PROBLEM DETAILS ->
In the records that follow, find each line with the word "Your" and copy it.

┄┄┄┄┄┄┄┄┄┄┄┄┄┄┄┄┄┄┄┄

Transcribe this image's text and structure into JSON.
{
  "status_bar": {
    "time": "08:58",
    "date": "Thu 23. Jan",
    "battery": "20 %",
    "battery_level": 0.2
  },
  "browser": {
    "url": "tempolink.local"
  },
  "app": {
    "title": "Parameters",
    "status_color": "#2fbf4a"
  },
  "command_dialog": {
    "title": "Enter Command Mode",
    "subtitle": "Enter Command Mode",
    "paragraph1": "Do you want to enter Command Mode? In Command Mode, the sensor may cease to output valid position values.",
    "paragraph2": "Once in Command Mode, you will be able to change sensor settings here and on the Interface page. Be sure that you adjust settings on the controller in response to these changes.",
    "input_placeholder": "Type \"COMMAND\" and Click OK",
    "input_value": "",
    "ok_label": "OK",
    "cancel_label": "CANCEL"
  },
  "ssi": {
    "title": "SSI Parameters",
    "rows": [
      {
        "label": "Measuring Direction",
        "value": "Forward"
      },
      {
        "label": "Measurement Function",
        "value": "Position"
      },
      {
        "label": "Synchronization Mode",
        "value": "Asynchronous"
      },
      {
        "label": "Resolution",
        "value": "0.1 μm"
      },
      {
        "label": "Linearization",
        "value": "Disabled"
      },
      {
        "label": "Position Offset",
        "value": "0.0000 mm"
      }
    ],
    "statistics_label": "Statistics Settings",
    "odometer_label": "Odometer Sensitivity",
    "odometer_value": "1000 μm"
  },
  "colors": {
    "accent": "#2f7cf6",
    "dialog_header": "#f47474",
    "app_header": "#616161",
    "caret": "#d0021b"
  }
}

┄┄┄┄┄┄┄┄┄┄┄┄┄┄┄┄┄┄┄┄

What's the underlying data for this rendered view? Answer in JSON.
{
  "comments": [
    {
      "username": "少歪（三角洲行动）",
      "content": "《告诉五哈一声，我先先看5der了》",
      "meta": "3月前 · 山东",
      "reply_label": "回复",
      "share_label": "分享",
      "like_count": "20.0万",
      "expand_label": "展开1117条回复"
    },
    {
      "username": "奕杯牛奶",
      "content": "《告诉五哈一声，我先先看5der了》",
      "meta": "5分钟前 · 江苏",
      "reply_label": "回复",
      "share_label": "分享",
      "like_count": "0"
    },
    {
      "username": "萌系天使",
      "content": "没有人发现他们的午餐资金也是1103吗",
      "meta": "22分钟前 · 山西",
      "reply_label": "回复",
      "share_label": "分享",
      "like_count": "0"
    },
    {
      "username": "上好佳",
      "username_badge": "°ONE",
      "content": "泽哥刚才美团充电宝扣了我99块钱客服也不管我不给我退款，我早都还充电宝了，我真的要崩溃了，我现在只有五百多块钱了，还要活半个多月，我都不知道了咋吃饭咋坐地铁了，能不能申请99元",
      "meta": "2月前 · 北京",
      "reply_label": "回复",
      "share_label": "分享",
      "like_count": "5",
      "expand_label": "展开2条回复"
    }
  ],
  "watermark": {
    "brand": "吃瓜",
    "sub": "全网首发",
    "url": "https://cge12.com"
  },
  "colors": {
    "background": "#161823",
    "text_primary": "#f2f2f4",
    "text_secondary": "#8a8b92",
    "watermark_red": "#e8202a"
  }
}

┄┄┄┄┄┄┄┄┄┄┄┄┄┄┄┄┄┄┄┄

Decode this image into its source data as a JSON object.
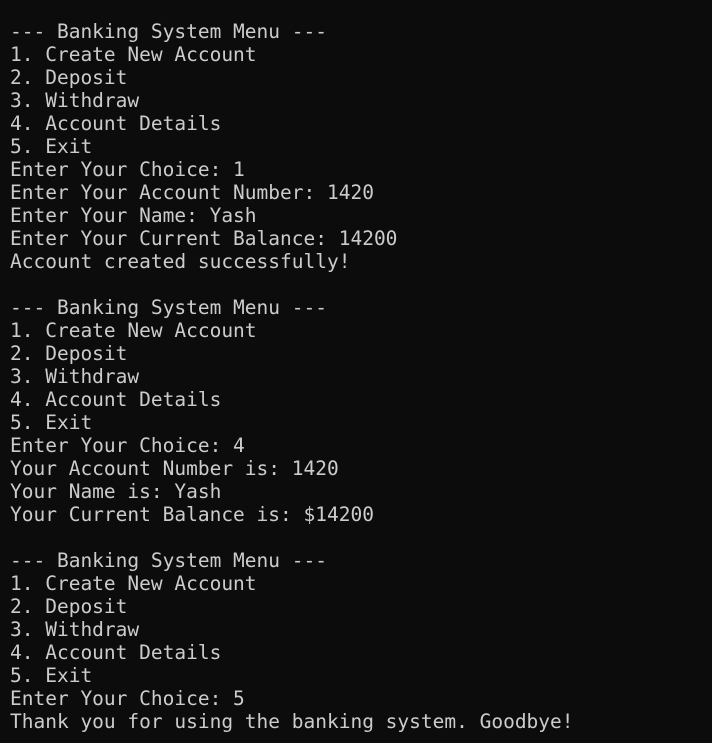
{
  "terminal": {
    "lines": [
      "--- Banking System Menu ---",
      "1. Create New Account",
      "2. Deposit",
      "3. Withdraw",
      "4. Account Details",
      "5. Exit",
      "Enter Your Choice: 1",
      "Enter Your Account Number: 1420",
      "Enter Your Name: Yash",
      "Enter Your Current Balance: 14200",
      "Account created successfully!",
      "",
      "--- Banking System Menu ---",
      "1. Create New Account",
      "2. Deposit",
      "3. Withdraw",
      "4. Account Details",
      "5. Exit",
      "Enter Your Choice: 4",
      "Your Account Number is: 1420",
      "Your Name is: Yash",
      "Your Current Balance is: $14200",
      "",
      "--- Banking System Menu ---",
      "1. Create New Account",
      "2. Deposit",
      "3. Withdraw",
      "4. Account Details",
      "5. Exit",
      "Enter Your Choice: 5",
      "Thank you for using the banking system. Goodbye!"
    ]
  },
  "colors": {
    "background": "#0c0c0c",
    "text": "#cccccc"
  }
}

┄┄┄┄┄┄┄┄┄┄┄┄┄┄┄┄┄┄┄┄

RESPONSE BOX ->
      "Enter Your Choice: 1",
      "Enter Your Account Number: 1420",
      "Enter Your Name: Yash",
      "Enter Your Current Balance: 14200",
      "Enter Your Choice: 4",
      "Your Account Number is: 1420",
      "Your Name is: Yash",
      "Your Current Balance is: $14200",
      "Enter Your Choice: 5",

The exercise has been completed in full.